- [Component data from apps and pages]
============================================================
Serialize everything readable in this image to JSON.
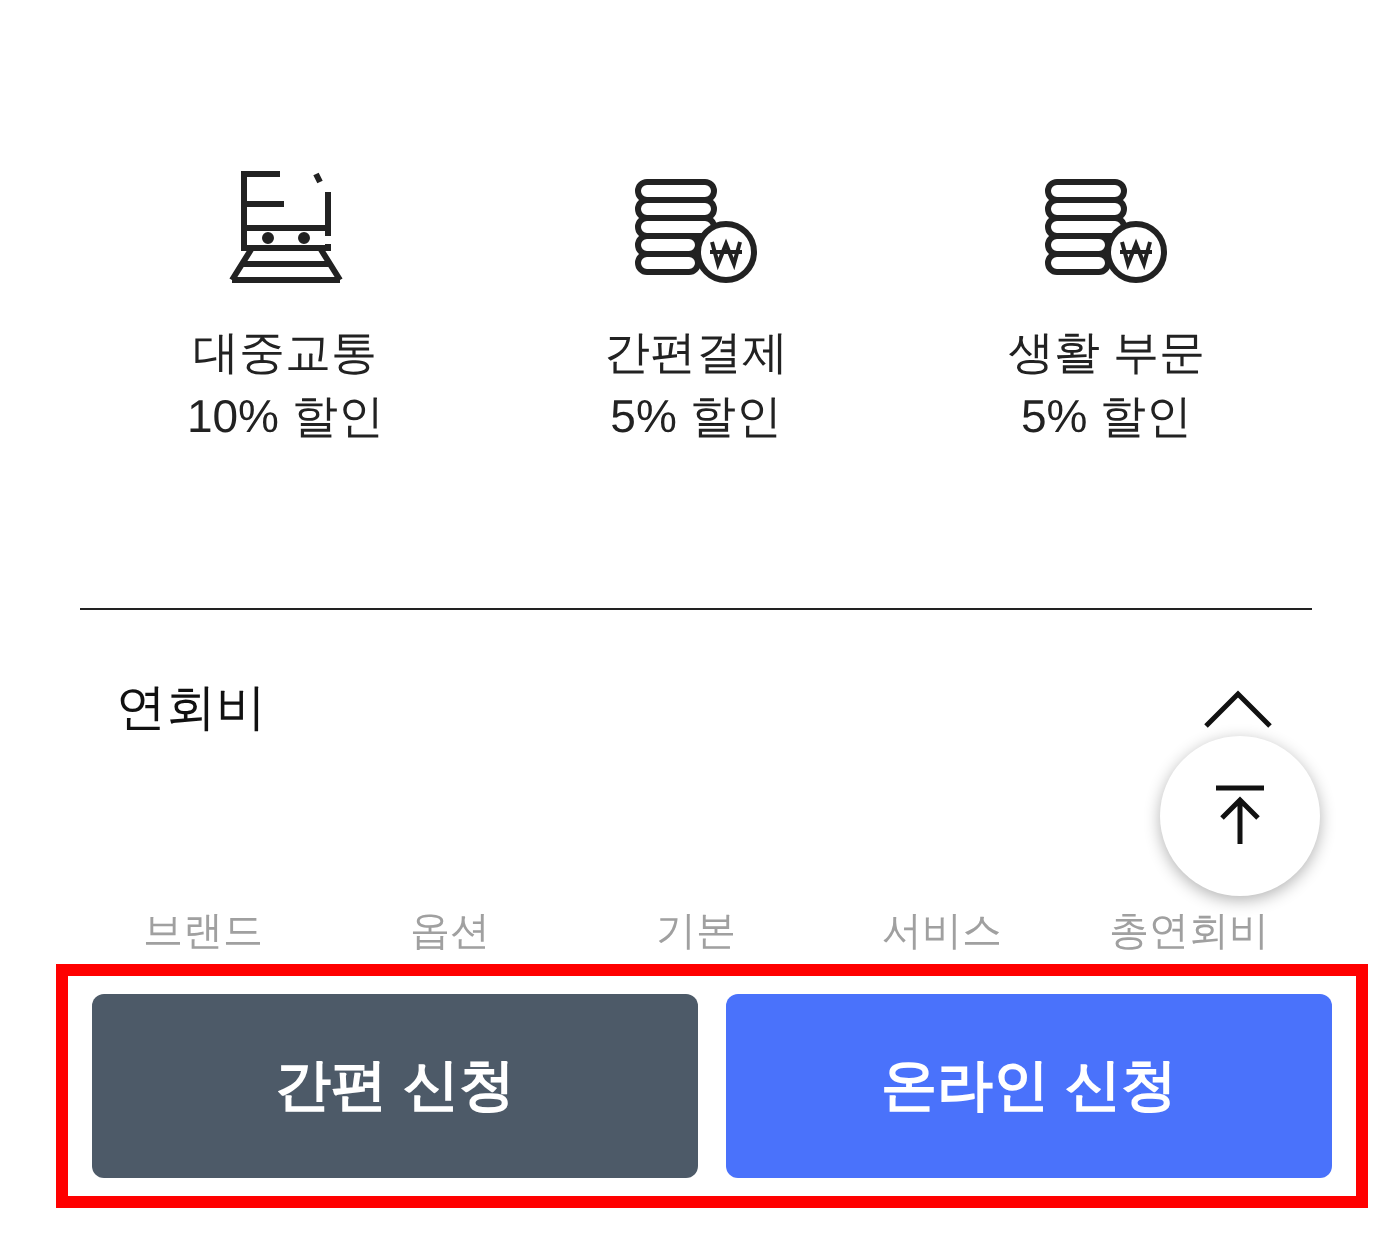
{
  "benefits": [
    {
      "kind": "train",
      "title": "대중교통",
      "discount": "10% 할인"
    },
    {
      "kind": "coins",
      "title": "간편결제",
      "discount": "5% 할인"
    },
    {
      "kind": "coins",
      "title": "생활 부문",
      "discount": "5% 할인"
    }
  ],
  "section": {
    "title": "연회비",
    "expanded": true
  },
  "table": {
    "columns": [
      "브랜드",
      "옵션",
      "기본",
      "서비스",
      "총연회비"
    ]
  },
  "buttons": [
    {
      "label": "간편 신청",
      "kind": "secondary"
    },
    {
      "label": "온라인 신청",
      "kind": "primary"
    }
  ],
  "highlight": true
}
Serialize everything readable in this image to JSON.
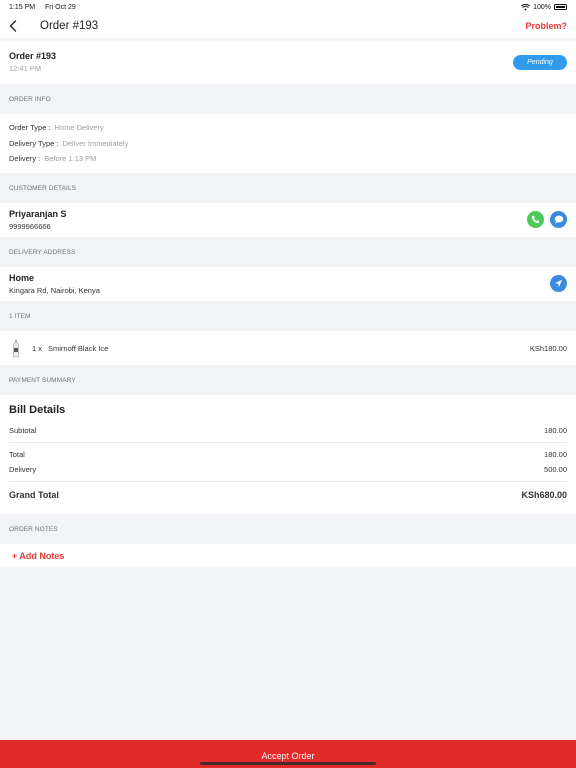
{
  "status_bar": {
    "time": "1:15 PM",
    "date": "Fri Oct 29",
    "battery": "100%"
  },
  "nav": {
    "title": "Order #193",
    "problem": "Problem?"
  },
  "order": {
    "number": "Order #193",
    "time": "12:41 PM",
    "status": "Pending"
  },
  "sections": {
    "order_info": "ORDER INFO",
    "customer": "CUSTOMER DETAILS",
    "address": "DELIVERY ADDRESS",
    "items": "1 ITEM",
    "payment": "PAYMENT SUMMARY",
    "notes": "ORDER NOTES"
  },
  "order_info": [
    {
      "label": "Order Type :",
      "value": "Home Delivery"
    },
    {
      "label": "Delivery Type :",
      "value": "Deliver Immediately"
    },
    {
      "label": "Delivery :",
      "value": "Before 1:13 PM"
    }
  ],
  "customer": {
    "name": "Priyaranjan S",
    "phone": "9999966666"
  },
  "address": {
    "label": "Home",
    "line": "Kingara Rd, Nairobi, Kenya"
  },
  "item": {
    "qty": "1 x",
    "name": "Smirnoff Black Ice",
    "price": "KSh180.00"
  },
  "bill": {
    "title": "Bill Details",
    "subtotal_label": "Subtotal",
    "subtotal": "180.00",
    "total_label": "Total",
    "total": "180.00",
    "delivery_label": "Delivery",
    "delivery": "500.00",
    "grand_label": "Grand Total",
    "grand": "KSh680.00"
  },
  "notes": {
    "add_label": "+ Add Notes"
  },
  "footer": {
    "accept_label": "Accept Order"
  },
  "colors": {
    "accent_red": "#e12b2b",
    "pending_blue": "#2f9bea",
    "phone_green": "#4ccb5a",
    "chat_blue": "#3a8be0"
  }
}
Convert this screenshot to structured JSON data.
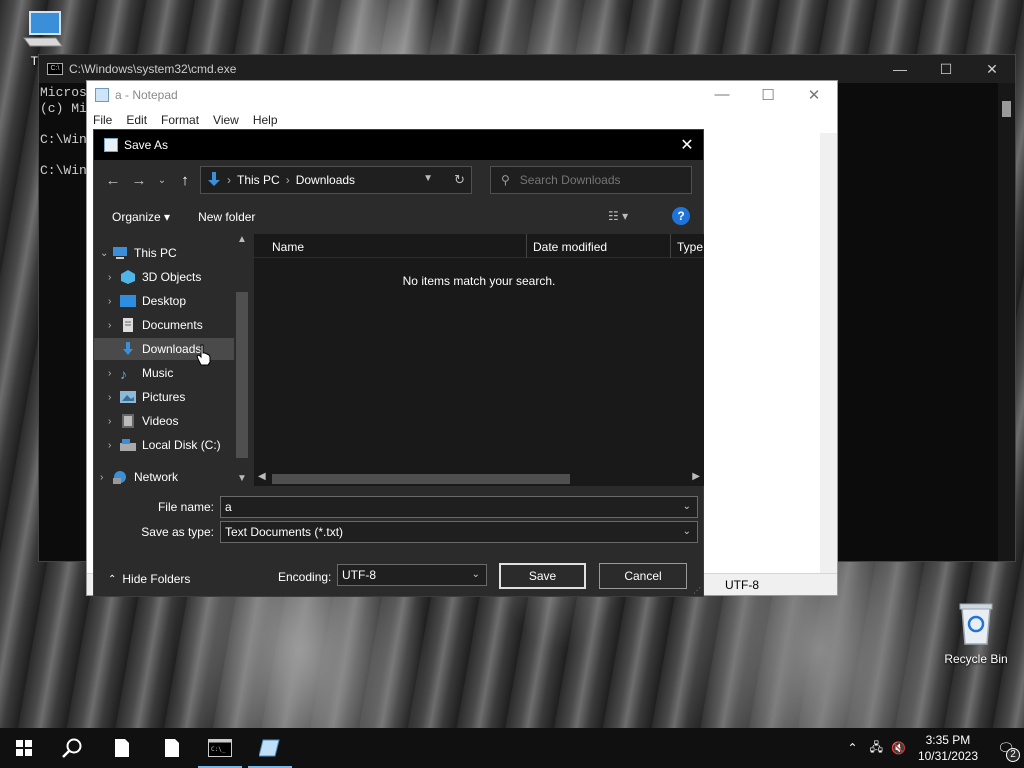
{
  "desktop": {
    "this_pc_label": "This",
    "recycle_bin_label": "Recycle Bin"
  },
  "cmd": {
    "title": "C:\\Windows\\system32\\cmd.exe",
    "text": "Micros\n(c) Mi\n\nC:\\Win\n\nC:\\Win",
    "controls": [
      "—",
      "☐",
      "✕"
    ]
  },
  "notepad": {
    "title": "a - Notepad",
    "menu": [
      "File",
      "Edit",
      "Format",
      "View",
      "Help"
    ],
    "encoding_status": "UTF-8",
    "controls": [
      "—",
      "☐",
      "✕"
    ]
  },
  "dialog": {
    "title": "Save As",
    "address": {
      "root": "This PC",
      "current": "Downloads"
    },
    "search_placeholder": "Search Downloads",
    "toolbar": {
      "organize": "Organize ▾",
      "new_folder": "New folder"
    },
    "tree": [
      {
        "label": "This PC",
        "level": 0,
        "expanded": true
      },
      {
        "label": "3D Objects",
        "level": 1
      },
      {
        "label": "Desktop",
        "level": 1
      },
      {
        "label": "Documents",
        "level": 1
      },
      {
        "label": "Downloads",
        "level": 1,
        "selected": true
      },
      {
        "label": "Music",
        "level": 1
      },
      {
        "label": "Pictures",
        "level": 1
      },
      {
        "label": "Videos",
        "level": 1
      },
      {
        "label": "Local Disk (C:)",
        "level": 1
      },
      {
        "label": "Network",
        "level": 0
      }
    ],
    "columns": [
      "Name",
      "Date modified",
      "Type"
    ],
    "empty_message": "No items match your search.",
    "file_name_label": "File name:",
    "file_name_value": "a",
    "save_as_type_label": "Save as type:",
    "save_as_type_value": "Text Documents (*.txt)",
    "hide_folders": "Hide Folders",
    "encoding_label": "Encoding:",
    "encoding_value": "UTF-8",
    "save": "Save",
    "cancel": "Cancel"
  },
  "taskbar": {
    "time": "3:35 PM",
    "date": "10/31/2023",
    "notification_count": "2"
  },
  "colors": {
    "dialog_bg": "#2b2b2b",
    "accent": "#76b9ed",
    "folder_blue": "#1e74d8"
  }
}
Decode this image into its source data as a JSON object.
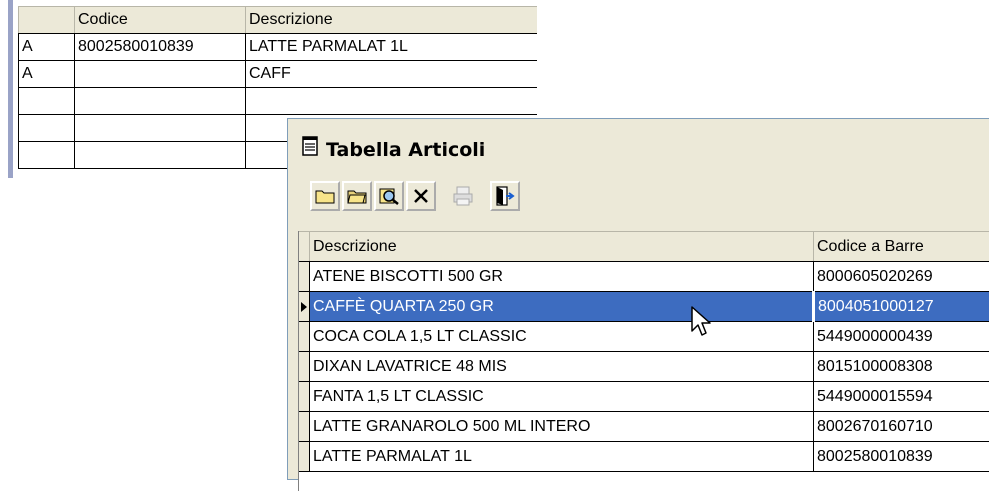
{
  "background_grid": {
    "headers": [
      "",
      "Codice",
      "Descrizione"
    ],
    "rows": [
      [
        "A",
        "8002580010839",
        "LATTE PARMALAT 1L"
      ],
      [
        "A",
        "",
        "CAFF"
      ],
      [
        "",
        "",
        ""
      ],
      [
        "",
        "",
        ""
      ],
      [
        "",
        "",
        ""
      ]
    ]
  },
  "dialog": {
    "title": "Tabella Articoli",
    "toolbar": {
      "buttons": [
        "open-folder-icon",
        "folder-icon",
        "search-icon",
        "delete-icon",
        "print-icon",
        "exit-icon"
      ]
    },
    "grid": {
      "headers": [
        "Descrizione",
        "Codice a Barre"
      ],
      "selected_row": 1,
      "rows": [
        [
          "ATENE BISCOTTI 500 GR",
          "8000605020269"
        ],
        [
          "CAFFÈ QUARTA 250 GR",
          "8004051000127"
        ],
        [
          "COCA COLA 1,5 LT CLASSIC",
          "5449000000439"
        ],
        [
          "DIXAN LAVATRICE 48 MIS",
          "8015100008308"
        ],
        [
          "FANTA 1,5 LT CLASSIC",
          "5449000015594"
        ],
        [
          "LATTE GRANAROLO 500 ML INTERO",
          "8002670160710"
        ],
        [
          "LATTE PARMALAT 1L",
          "8002580010839"
        ]
      ]
    }
  },
  "colors": {
    "selection": "#3d6cc0",
    "window_bg": "#ece9d8"
  }
}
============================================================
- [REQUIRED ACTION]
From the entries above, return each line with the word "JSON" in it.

- [WRITTEN SOLUTION]
Serialize everything readable in this image to JSON.
Serialize everything readable in this image to JSON.
Convert this screenshot to structured JSON data.
Decode this image into its source data as a JSON object.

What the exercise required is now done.